NEW YORK – The Athenians’ Society in New York inaugurated its new book club with a celebration of World Poetry Day in collaboration with the Greek Writer’s Guild of America and the Greek Press and Communication Office. The event featured the unveiling of the new book of poetry titled ΑΣΤΟRΙΑ by Nicos Alexiou, Chancellor’s Lecturer in Sociology at Queens College.
When the future of Hellenism in America is discussed, some people note the importance of promoting activities, not just events, exhibitions, books and the like. As important as the later are, adults and children will feel their Greek roots most strongly when the community provides them with things to do on a regular basis, be they cultural or philanthropic in nature.
That is the inspiration for the library and the book club that The Athenians’ Society has established for its members, who will gather to discuss books that they choose for everyone to read. They will be located at the Greek Press Office at 305 E 47Street in Manhattan, and people can park for free in the area after 6:45 PM.
The library has been begun with books by Fanny Pagoulatos and Dora Lagos, who have donated boxes of books. “I thanked them from the bottom of my heart,” Panos Adamopoulos, the president of the Athenians’ Society told TNH. They have also received many books from Pella Publishing – which has closed its doors unfortunately – donated by its founder Leandros Papathanasiou.
The bookshelves were provided by Adamopoulos and his wife Sylvia, and the Society is very grateful the support of Nick Papaconstantinou, the director of the press office.
The original plan was to gather once a month but it was concluded every other month is best, always the third Friday of the month, from 6:30 to 8:30 PM.
Occasionally the Athenians’ Society plans to host other cultural events in that slot, in cooperation with other organizations, but the regular book club discussion will have priority.
At the World Poetry celebration Alexiou read the English translation – the poems in the book appear both in Greek an English – after others presented the poems in Greek.
The book is titled ΑΣΤΟRΙΑ: Exile, People, and Places.
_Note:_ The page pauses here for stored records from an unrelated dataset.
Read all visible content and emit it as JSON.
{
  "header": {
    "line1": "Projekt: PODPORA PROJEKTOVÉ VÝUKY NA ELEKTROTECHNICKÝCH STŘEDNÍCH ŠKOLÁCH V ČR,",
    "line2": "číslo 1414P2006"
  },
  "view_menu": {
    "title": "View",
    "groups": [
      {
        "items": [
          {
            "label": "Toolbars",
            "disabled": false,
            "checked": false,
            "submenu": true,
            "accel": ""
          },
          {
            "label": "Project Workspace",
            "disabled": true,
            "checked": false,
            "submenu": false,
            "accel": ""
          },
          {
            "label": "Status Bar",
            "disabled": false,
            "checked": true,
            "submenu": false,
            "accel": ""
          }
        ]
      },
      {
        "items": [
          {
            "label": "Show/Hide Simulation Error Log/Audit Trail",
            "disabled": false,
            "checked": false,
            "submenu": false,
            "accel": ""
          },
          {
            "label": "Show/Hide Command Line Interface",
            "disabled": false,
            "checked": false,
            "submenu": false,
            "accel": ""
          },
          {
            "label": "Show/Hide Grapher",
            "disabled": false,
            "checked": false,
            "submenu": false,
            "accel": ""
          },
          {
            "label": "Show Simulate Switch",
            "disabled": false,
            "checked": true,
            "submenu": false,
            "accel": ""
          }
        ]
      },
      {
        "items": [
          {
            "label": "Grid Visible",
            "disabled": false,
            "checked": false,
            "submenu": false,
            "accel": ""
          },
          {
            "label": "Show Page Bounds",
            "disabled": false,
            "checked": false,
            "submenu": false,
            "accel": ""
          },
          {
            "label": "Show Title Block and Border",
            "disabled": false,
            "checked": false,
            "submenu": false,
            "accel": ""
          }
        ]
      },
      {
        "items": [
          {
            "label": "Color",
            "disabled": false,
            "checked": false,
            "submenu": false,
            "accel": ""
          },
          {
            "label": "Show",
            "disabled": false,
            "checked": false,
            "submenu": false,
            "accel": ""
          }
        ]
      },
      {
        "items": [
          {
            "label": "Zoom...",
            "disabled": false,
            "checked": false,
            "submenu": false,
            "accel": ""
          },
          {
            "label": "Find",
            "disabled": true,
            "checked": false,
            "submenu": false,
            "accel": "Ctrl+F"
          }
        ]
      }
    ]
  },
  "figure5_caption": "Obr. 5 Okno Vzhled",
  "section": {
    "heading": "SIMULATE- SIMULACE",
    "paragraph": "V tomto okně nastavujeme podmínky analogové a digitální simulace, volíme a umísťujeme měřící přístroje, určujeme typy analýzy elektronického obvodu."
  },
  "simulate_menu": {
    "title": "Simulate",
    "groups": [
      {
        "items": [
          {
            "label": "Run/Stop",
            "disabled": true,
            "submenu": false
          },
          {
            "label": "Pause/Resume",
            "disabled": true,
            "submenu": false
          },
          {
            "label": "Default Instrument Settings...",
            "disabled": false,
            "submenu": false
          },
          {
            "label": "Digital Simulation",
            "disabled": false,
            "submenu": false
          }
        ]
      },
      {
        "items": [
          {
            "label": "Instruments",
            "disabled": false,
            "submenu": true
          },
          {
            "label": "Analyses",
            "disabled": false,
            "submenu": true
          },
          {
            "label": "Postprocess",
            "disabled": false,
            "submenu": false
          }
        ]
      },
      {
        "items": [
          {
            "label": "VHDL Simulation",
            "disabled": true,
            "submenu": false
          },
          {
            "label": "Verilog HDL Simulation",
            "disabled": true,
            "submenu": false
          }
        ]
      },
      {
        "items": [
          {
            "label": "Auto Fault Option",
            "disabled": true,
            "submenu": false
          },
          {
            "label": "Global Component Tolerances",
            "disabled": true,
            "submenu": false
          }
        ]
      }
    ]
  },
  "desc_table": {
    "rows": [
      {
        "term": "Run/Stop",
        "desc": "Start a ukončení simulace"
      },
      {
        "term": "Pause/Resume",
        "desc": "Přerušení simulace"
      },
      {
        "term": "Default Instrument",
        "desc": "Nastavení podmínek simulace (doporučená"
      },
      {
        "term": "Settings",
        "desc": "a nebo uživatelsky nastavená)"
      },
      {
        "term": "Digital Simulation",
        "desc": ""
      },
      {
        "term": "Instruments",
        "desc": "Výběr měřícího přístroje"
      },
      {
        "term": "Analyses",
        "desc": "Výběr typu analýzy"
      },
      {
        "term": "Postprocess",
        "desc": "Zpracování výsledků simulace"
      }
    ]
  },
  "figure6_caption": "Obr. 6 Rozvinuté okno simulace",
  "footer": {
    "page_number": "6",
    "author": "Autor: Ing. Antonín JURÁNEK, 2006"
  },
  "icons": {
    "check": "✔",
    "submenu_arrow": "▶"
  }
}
Somerset Press, which is owned by Dean Papademetriou, describes it as “A bilingual collection of poetry in Greek and English about Greeks in America, particularly in the Astoria section of New York.”
Alexiou picked Astoria as the theme because “although it is the symbol of Greek immigration to the States, it has not been studied much, and I thought it is about time.”
He lives in Astoria, and he chose to dedicate a book of poetry to those who immigrated there, and to the memories of their homeland. “The subtitle is Exile, People and Places, and although we have immigrated here, we have memories of Greece and our friends, places and families there…We have this nostos for Greece; we have two countries inside us,” he told TNH.
He has written poetry in the past, and he also picked that medium because, for Greeks, it is the traditional vehicle for such themes.
He added “and don’t forget that although Greece is a very small country, it has produced two Nobel laureate poets, Odysseus Elitis and George Seferis.
He paid homage to the great 20th century Greek writers, and to the Greek immigrant experience, by quoting C. Cavafy’s “Of Dimitrios Sotir” at the beginning of his book:
He was so young when he left his country…
But in his mind he’d always thought of it
As something sacred that you approach reverently.”
Alexiou introduces one of his poems by noting that “Exile is one of the saddest fates.”
The instant of exile
is a long and difficult night
It covers heavily
with black silences
furniture gestures voices
It shatters the light
who were loved
What secret flame
Will warm the blood
Alexiou emphasized the importance of documenting and celebrating the immigrant experience, which he facilitates as the director of the Oral History Project. It is creating an archive-collection with the stories of Greek immigrants who moved to New York.
After Alexiou’s presentation there was an open microphone session. People were invited to read from the book and other poetry, and a musical performance by Tasos Papaioannou. The guests especially enjoyed his performance of some poems of Nikos Cavadias that have been set to music. A reception followed.
Among the guests were Constantine Morfopoulos. He is looking forward to reading Alexiou’s poetry for the first time. “I heard him on the radio talking about one of Cavafy’s poems,” he said, adding that he is happy that Greek and Greek-American poets are getting more exposure, and is excited about the book club which will create opportunities for the community to deepen its understanding and appreciation of modern Greek literature.
The Society’s schedule of cultural events includes a special funraising concert of classical music at the Greek Consulate on May 2. Pianist Athena Adamopoulos, who has studied at the Julliard School and is now working on her doctorate at the New England Conservatory of Music, will perform music of several of the great composers, including Beethoven and Chopin.
Because the consulates exhibition area is limited – it is an intimate space to begin with but room space must be allocated for the Steinway concert grand piano – only 25 people will be invited.
The purpose of the concert, which will be presented in cooperation with the Consulate, will be to raise money for the Greek organization that assists children name “Mazi gia to Pedi – Together, for the Child.”
The organization does good work and “has tremendous needs,” Adamopoulos said. The Society can be contacted at (718) 721-1111.